* INSTRUCTIONS TO FOLLOW *
Each line that holds the word "title" counts once; give the total for the records below and nothing else.

(Dataset entries)
════════════════

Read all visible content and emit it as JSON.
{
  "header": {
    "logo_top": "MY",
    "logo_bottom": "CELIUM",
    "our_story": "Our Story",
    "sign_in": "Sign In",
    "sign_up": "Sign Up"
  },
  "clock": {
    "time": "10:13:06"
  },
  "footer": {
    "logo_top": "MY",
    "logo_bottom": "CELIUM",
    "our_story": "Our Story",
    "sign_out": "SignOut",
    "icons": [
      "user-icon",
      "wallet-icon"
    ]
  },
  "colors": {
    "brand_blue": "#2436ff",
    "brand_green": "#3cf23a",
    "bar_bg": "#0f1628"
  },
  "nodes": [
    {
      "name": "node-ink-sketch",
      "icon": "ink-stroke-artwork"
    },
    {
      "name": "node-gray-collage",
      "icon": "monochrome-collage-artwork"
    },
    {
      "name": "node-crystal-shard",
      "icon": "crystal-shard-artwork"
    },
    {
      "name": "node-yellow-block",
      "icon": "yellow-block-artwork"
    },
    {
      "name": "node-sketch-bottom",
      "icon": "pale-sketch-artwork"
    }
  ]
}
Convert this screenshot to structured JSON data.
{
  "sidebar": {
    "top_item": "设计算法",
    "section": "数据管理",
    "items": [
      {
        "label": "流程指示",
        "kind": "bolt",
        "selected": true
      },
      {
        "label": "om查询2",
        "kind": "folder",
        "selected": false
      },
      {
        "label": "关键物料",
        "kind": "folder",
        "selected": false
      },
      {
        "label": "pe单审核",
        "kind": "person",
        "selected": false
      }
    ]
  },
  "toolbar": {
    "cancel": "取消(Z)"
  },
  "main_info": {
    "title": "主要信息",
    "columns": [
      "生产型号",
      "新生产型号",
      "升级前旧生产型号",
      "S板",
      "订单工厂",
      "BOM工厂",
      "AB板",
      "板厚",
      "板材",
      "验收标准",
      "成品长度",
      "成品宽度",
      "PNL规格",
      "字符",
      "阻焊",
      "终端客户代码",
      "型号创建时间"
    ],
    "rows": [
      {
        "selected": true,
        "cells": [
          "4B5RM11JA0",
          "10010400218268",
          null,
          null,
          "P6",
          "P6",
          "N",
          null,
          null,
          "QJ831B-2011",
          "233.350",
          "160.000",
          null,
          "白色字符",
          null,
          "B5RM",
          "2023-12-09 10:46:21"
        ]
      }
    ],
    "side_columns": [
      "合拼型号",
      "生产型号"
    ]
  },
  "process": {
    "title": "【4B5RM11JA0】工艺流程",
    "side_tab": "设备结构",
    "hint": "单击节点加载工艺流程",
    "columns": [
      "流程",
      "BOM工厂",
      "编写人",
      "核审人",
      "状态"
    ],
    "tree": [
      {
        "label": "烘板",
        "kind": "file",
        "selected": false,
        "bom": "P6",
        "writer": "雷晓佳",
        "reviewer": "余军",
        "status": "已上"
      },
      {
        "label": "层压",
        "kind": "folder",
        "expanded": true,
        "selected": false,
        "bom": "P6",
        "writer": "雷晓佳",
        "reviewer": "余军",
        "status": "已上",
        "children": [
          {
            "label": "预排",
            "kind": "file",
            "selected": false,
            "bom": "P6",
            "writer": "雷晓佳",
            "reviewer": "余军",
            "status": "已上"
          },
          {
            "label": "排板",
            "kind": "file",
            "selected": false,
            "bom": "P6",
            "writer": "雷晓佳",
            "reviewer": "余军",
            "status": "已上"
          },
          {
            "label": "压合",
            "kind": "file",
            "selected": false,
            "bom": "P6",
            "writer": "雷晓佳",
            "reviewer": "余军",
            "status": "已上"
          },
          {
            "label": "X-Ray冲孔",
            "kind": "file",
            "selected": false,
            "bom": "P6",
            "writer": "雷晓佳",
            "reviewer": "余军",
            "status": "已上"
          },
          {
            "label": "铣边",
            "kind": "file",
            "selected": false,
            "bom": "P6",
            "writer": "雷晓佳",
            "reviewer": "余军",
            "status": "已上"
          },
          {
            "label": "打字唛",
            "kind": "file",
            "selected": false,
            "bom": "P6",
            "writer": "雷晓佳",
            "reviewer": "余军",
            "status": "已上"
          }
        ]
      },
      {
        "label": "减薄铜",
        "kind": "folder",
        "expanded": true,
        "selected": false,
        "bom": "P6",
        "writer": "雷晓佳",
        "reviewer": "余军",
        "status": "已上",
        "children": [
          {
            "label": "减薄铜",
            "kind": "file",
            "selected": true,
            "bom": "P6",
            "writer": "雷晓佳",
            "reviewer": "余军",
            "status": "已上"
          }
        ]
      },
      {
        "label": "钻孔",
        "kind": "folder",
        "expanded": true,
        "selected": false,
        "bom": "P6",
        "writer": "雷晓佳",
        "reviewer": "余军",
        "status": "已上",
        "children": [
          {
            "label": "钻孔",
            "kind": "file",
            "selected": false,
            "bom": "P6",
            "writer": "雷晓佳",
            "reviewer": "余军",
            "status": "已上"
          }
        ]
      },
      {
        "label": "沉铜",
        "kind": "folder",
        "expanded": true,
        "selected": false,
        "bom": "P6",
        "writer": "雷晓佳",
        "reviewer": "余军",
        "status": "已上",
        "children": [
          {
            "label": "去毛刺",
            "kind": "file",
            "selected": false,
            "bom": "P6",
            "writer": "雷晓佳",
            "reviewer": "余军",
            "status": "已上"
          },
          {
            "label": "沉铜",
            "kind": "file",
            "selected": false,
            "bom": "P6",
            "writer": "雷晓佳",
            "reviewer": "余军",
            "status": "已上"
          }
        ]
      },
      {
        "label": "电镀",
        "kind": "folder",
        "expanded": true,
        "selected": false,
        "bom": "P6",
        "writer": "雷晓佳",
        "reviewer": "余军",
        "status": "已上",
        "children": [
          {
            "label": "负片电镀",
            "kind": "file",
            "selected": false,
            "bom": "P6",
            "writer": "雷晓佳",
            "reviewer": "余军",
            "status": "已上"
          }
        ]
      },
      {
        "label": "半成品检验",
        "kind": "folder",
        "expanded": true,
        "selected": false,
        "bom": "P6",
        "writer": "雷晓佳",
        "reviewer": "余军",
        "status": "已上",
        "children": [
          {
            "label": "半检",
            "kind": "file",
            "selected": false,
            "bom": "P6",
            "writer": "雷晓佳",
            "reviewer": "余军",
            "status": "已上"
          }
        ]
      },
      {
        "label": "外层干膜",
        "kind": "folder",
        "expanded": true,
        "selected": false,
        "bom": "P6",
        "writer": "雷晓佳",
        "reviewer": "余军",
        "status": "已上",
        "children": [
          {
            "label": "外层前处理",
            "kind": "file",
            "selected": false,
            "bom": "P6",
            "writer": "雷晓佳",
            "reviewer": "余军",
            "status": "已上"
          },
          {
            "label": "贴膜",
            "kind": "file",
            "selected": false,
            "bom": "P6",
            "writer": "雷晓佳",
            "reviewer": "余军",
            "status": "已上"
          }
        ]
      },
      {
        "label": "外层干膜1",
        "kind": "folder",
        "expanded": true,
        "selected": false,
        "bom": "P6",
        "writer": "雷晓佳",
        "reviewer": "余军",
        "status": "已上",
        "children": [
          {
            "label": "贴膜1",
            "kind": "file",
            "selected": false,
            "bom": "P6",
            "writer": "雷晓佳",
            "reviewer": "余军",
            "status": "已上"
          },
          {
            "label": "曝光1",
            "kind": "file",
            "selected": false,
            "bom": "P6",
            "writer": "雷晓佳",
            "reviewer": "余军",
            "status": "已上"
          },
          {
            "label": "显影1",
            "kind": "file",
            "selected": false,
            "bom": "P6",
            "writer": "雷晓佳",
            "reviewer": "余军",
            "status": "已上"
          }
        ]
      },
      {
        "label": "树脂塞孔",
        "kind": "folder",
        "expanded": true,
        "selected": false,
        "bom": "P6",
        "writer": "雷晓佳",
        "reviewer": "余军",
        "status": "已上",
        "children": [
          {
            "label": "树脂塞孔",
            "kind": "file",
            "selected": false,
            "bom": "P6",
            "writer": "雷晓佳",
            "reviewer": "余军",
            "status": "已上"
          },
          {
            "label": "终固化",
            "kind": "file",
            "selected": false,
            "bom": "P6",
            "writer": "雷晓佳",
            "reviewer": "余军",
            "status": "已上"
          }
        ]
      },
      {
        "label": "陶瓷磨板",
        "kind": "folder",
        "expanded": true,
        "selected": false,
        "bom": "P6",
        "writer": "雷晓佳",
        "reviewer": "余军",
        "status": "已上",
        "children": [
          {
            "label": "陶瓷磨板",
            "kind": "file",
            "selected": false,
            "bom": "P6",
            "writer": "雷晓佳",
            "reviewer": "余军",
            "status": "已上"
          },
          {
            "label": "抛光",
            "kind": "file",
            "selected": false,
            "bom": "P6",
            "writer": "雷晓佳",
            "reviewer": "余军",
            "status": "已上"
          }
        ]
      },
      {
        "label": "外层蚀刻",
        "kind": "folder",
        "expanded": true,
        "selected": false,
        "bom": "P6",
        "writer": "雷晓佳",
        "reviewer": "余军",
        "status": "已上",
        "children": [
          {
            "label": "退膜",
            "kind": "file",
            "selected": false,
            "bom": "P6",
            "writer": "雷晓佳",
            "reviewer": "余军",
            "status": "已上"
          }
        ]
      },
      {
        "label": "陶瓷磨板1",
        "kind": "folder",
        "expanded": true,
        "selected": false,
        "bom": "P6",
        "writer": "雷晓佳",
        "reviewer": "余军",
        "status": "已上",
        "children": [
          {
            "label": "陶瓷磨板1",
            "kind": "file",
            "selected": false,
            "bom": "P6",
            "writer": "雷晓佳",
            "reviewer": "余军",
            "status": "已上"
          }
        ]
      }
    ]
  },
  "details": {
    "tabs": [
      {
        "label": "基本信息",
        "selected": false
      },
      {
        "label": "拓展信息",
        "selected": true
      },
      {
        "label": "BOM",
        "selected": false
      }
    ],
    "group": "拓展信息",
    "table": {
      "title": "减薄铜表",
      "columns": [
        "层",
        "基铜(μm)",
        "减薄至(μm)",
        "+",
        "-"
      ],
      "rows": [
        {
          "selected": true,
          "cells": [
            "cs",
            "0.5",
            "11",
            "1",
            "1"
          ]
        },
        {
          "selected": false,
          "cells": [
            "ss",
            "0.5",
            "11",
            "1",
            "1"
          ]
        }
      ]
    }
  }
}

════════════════

* ANSWER TO THIS TASK *
3